    I'd add that Lutheran and Reformed historical scholarship has been rebutting that thesis for some time.

    If that's his thesis, it too smacks of rationalism, for what makes it "rationalistic" is to look for central theological or historical themes and then construct a theology or history or historiographical tradition around those themes.

    It seems to turn on an equivocation between that which is "rational" and that which is "rationalistic." The former simply means "systematic or reasonable, logical ordered." What's wrong with that? If Scripture shows that logic is an attribute of God (Frame) then shouldn't this follow in theology too? Shouldn't the Bible, when exegeted properly show that one doctrine logically dovetails with others. Doesn't the doctrine of God underwrite Scripture (the order of being) while Scripture underwrites the doctrine of God (order of knowing)?

    The former means "constructing a theology, around a central organizing priniciple, such as a priori ideas about justification or providence." Lutherans and the Reformed accept the former, not the latter. Arminians admit to using libertarianism in the former manner, so, at most, his argument would tack onto Arminianism, not the others.

    Rationalism did creep into Lutheran and Reformed theology post 1725, but it resulted in (a) a more radical biblicism in response in the local churches, while the consistories and academies reverted to (b) latitudinarianism. Rationalism got the Lutherans the radical skepticism of Continental Lutheranism, leading to liberalism and in the Reformed, Neo-Orthodoxy, but these aren't representative of evangelical Lutherans and the evangelical Reformed.

  3. Steve, I'm curious - have you ever had Roman Catholic apologists try to "weasel" (for lack of a better word) out of the implications of Vatican II by claiming that it's not an ecumenical council and therefore not infallible, etc.? I'm certain I've heard that argument at least once.

  4. Semper Reformanda said:

    "Steve, I'm curious - have you ever had Roman Catholic apologists try to "weasel" (for lack of a better word) out of the implications of Vatican II by claiming that it's not an ecumenical council and therefore not infallible, etc.? I'm certain I've heard that argument at least once."

    That's an argument which Gerry Matatics would use.

    Conservative Catholics are in a bind. They can either be consistent with the past, or consistent with the present—but they can't be both.

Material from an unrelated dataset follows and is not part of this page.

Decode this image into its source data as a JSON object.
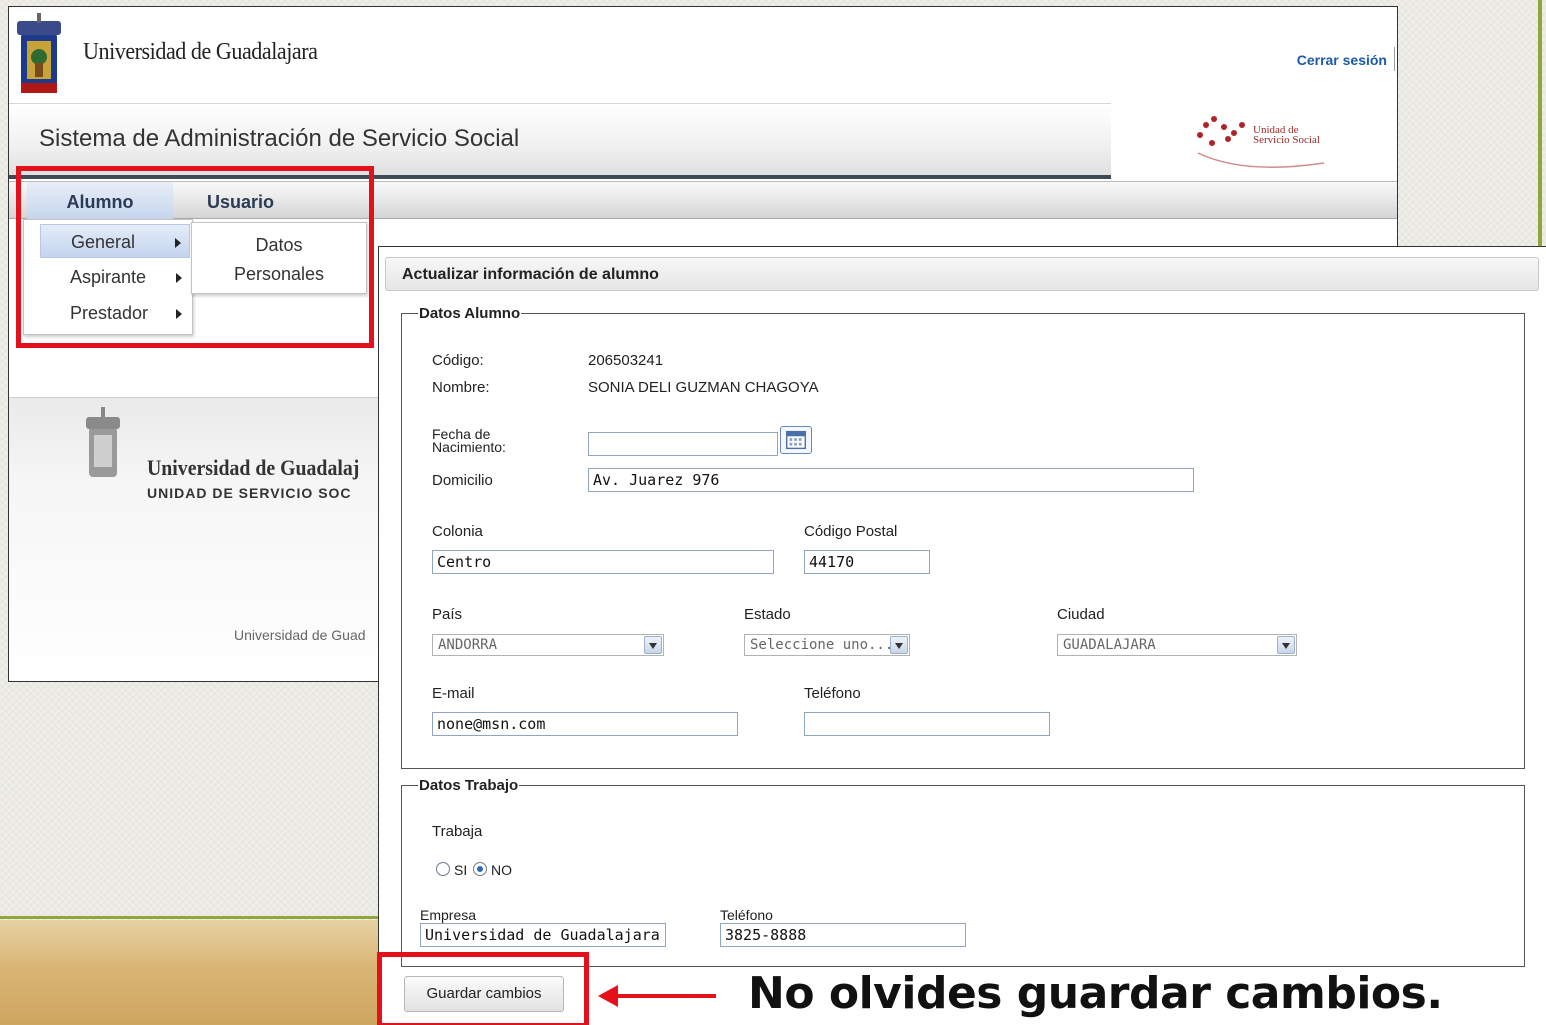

    On the one hand, Matatics has the better of the historical argument. On the other hand, he's trying to rescue the papacy from the pope, which is self-defeating.

  5. Gene,

    rationalism within Protestantism vs. mysticism within Orthodoxy

    I agree with you this is a wide swing of the ax. In fact in Evangelicalism there is quite some mysticism too, that is, the looking for subjective experiences.

    In Confessional Lutheranism, one is dissuaded in making doctrines out of deductions (rationalizations). You hear them speaking of command, example or explicit statements from Scripture as basis for faith/practice.

    It is at home in pleading ignorance and is less internally consistent logically speaking in preference to being Biblically consistent.